**Exercise requirements:** Find every line in the records below that holds the word "siemanko", and copy each one.

**Data provided:**
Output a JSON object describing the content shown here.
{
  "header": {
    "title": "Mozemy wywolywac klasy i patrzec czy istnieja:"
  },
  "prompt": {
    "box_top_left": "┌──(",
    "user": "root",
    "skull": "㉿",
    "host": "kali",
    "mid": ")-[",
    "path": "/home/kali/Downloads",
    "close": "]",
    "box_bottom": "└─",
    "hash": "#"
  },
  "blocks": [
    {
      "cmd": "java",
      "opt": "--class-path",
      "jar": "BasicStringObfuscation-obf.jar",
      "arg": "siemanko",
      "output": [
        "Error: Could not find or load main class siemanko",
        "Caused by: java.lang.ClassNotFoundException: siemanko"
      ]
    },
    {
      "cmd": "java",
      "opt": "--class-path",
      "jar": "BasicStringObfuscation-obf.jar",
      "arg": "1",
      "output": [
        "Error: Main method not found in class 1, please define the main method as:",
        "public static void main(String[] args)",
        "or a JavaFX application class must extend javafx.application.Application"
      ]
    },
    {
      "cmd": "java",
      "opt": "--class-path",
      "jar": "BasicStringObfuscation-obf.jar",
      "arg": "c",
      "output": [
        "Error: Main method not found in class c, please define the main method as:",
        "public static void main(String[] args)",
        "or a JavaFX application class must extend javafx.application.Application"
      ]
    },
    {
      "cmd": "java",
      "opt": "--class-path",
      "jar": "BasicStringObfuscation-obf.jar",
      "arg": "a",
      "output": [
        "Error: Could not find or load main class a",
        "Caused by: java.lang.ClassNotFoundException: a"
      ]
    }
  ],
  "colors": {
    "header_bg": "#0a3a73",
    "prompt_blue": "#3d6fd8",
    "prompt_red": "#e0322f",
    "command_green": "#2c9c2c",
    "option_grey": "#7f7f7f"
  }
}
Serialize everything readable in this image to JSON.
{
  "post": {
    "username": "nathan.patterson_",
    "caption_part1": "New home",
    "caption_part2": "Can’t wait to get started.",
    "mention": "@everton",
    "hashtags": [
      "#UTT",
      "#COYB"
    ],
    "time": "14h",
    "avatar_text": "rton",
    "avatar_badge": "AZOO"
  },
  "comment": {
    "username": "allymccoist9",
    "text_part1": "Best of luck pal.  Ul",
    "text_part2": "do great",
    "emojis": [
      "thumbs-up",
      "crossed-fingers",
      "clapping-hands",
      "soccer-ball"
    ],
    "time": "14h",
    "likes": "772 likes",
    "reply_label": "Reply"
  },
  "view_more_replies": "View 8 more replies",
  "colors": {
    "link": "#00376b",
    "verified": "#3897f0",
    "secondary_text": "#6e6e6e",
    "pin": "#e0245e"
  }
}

**Output:**
      "arg": "siemanko",
        "Error: Could not find or load main class siemanko",
        "Caused by: java.lang.ClassNotFoundException: siemanko"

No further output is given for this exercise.